Work order: Without the pictures, print each of the records below exactly as it appears.

Element data from apps and pages:
________________________

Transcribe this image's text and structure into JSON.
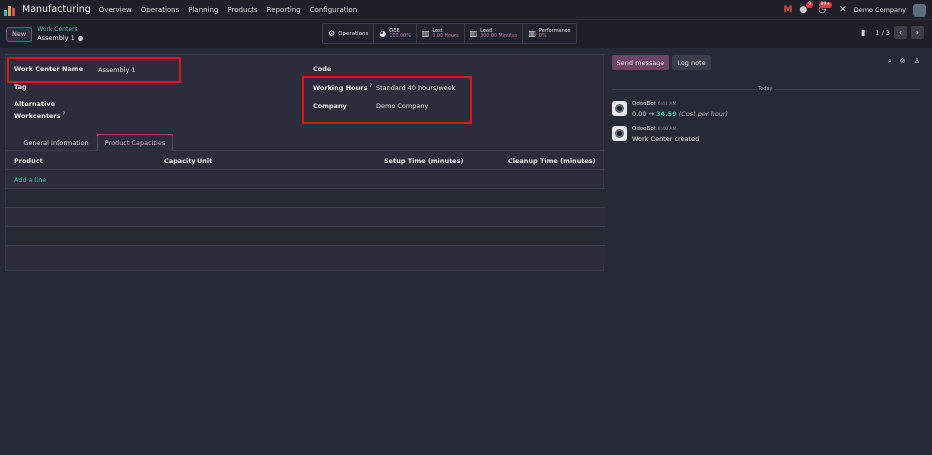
{
  "nav": {
    "app_title": "Manufacturing",
    "menu": [
      "Overview",
      "Operations",
      "Planning",
      "Products",
      "Reporting",
      "Configuration"
    ],
    "activity_badge": "9",
    "clock_badge": "99+",
    "company": "Demo Company"
  },
  "control": {
    "new_label": "New",
    "breadcrumb_parent": "Work Centers",
    "breadcrumb_current": "Assembly 1",
    "stats": {
      "operations": "Operations",
      "oee_label": "OEE",
      "oee_value": "100.00%",
      "lost_label": "Lost",
      "lost_value": "0.00 Hours",
      "load_label": "Load",
      "load_value": "300.00 Minutes",
      "performance_label": "Performance",
      "performance_value": "0%"
    },
    "pager": "1 / 3"
  },
  "form": {
    "work_center_name_label": "Work Center Name",
    "work_center_name_value": "Assembly 1",
    "tag_label": "Tag",
    "alternative_label_1": "Alternative",
    "alternative_label_2": "Workcenters",
    "code_label": "Code",
    "working_hours_label": "Working Hours",
    "working_hours_value": "Standard 40 hours/week",
    "company_label": "Company",
    "company_value": "Demo Company",
    "tabs": [
      "General Information",
      "Product Capacities"
    ],
    "columns": {
      "product": "Product",
      "capacity": "Capacity",
      "unit": "Unit",
      "setup": "Setup Time (minutes)",
      "cleanup": "Cleanup Time (minutes)"
    },
    "add_line": "Add a line",
    "help_mark": "?"
  },
  "chatter": {
    "send_message": "Send message",
    "log_note": "Log note",
    "today": "Today",
    "messages": [
      {
        "author": "OdooBot",
        "time": "6:41 AM",
        "old": "0.00",
        "arrow": "→",
        "new": "34.59",
        "field": "(Cost per hour)"
      },
      {
        "author": "OdooBot",
        "time": "6:40 AM",
        "body": "Work Center created"
      }
    ]
  },
  "colors": {
    "background": "#262A36",
    "accent": "#6E4466",
    "link": "#3FB8A8",
    "highlight": "#E0121B"
  }
}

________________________

Answer box:
Transcribe this image's text and structure into JSON.
{
  "nav": {
    "app_title": "Manufacturing",
    "menu": [
      "Overview",
      "Operations",
      "Planning",
      "Products",
      "Reporting",
      "Configuration"
    ],
    "activity_badge": "9",
    "clock_badge": "99+",
    "company": "Demo Company"
  },
  "control": {
    "new_label": "New",
    "breadcrumb_parent": "Work Centers",
    "breadcrumb_current": "Assembly 1",
    "stats": {
      "operations": "Operations",
      "oee_label": "OEE",
      "oee_value": "100.00%",
      "lost_label": "Lost",
      "lost_value": "0.00 Hours",
      "load_label": "Load",
      "load_value": "300.00 Minutes",
      "performance_label": "Performance",
      "performance_value": "0%"
    },
    "pager": "1 / 3"
  },
  "form": {
    "work_center_name_label": "Work Center Name",
    "work_center_name_value": "Assembly 1",
    "tag_label": "Tag",
    "alternative_label_1": "Alternative",
    "alternative_label_2": "Workcenters",
    "code_label": "Code",
    "working_hours_label": "Working Hours",
    "working_hours_value": "Standard 40 hours/week",
    "company_label": "Company",
    "company_value": "Demo Company",
    "tabs": [
      "General Information",
      "Product Capacities"
    ],
    "columns": {
      "product": "Product",
      "capacity": "Capacity",
      "unit": "Unit",
      "setup": "Setup Time (minutes)",
      "cleanup": "Cleanup Time (minutes)"
    },
    "add_line": "Add a line",
    "help_mark": "?"
  },
  "chatter": {
    "send_message": "Send message",
    "log_note": "Log note",
    "today": "Today",
    "messages": [
      {
        "author": "OdooBot",
        "time": "6:41 AM",
        "old": "0.00",
        "arrow": "→",
        "new": "34.59",
        "field": "(Cost per hour)"
      },
      {
        "author": "OdooBot",
        "time": "6:40 AM",
        "body": "Work Center created"
      }
    ]
  },
  "colors": {
    "background": "#262A36",
    "accent": "#6E4466",
    "link": "#3FB8A8",
    "highlight": "#E0121B"
  }
}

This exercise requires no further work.